Just because others choose to ignore copyright laws and post copyrighted material without compensating the rights holder, that does not mean I will do that, especially since a licensing deal is in place that should allow that very thing to occur legally. The existence of a licensing deal implies the right to post the content. A deal for the site to not be sued is in no way a deal for me not to be sued. Until the "licensing" deal applies to the users who will actually post the content, it in effect does not exist.
If Google hopes to sustain the site long term it will have to make the service legal for legitimate users. I guarantee that my little cover band will do nothing to dent retail CD sales. It's more likely we could increase sales of CDs of the original artists when poeple get reminded of their favorite songs and want to hear them in their cars and at work. Google's use of context sensitive ads such as what is in place in Gmail and on Google Search could make this site a viable business model.
In reading these posts, I see a fair amount of lucid reasoning in most of them. The failure of any one argument in a series to fully realize itself in no way negates any of the other arguments in the series. As long as the idealogical sparring continues to be fairly mild, the conversation as a whole will eventually allow the ideas behind it to emerge.
Metaphorically, I envision the IDEA to be in the center, like a globe. The participants are viewing this idea with goggles that focus on a tiny part of the globe. As they continue to circle the globe in ever changing speeds and directions, they are each absorbing the data available through the goggles and forming a recreation of the idea in their minds. Eventually the idea will be replicated, if not in its entirety, then at least mostly so.
They did raise the price for copyright protection this year, as well as tightened the controls on how to submit a work for copyright protection, citing Homeland Security issues for the latter. It is still relatively cheap, though.
It is absurd that a copyright should extend beyond the life of the creator of the work. Constitutional or not, the so-called "opt-out" system of copyright law is a good thing, especially for starving artists like the songwriter in your local band. However, the scope of what may be copyrighted definitely does need addressing.
While the source article referenced above states that silicon valley is the "hotbed" of this activity, it clearly states that these companies are found throughout the U.S. From the article:

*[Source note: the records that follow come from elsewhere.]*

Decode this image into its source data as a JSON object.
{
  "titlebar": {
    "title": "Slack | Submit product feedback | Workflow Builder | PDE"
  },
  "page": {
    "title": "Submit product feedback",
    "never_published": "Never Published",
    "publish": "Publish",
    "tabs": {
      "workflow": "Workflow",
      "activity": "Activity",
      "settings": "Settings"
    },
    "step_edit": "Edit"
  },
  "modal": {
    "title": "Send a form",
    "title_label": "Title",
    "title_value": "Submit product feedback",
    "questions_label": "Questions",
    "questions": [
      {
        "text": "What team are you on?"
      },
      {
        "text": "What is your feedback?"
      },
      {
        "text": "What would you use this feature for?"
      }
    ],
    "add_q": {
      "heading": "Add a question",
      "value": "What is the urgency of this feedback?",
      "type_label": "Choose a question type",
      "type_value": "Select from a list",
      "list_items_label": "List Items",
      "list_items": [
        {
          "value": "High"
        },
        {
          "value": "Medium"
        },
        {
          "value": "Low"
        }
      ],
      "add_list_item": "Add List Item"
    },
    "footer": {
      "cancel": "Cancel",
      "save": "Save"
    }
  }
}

"Silicon Valley is a hotbed" of economic espionage, said Don Przybyla, who heads a FBI counterintelligence unit in San Jose. The valley is home to many of the estimated 3,000 Chinese front companies nationwide set up to steal secrets and acquire technology, according to the FBI."
So the headline and the concluding statement are a little misleading.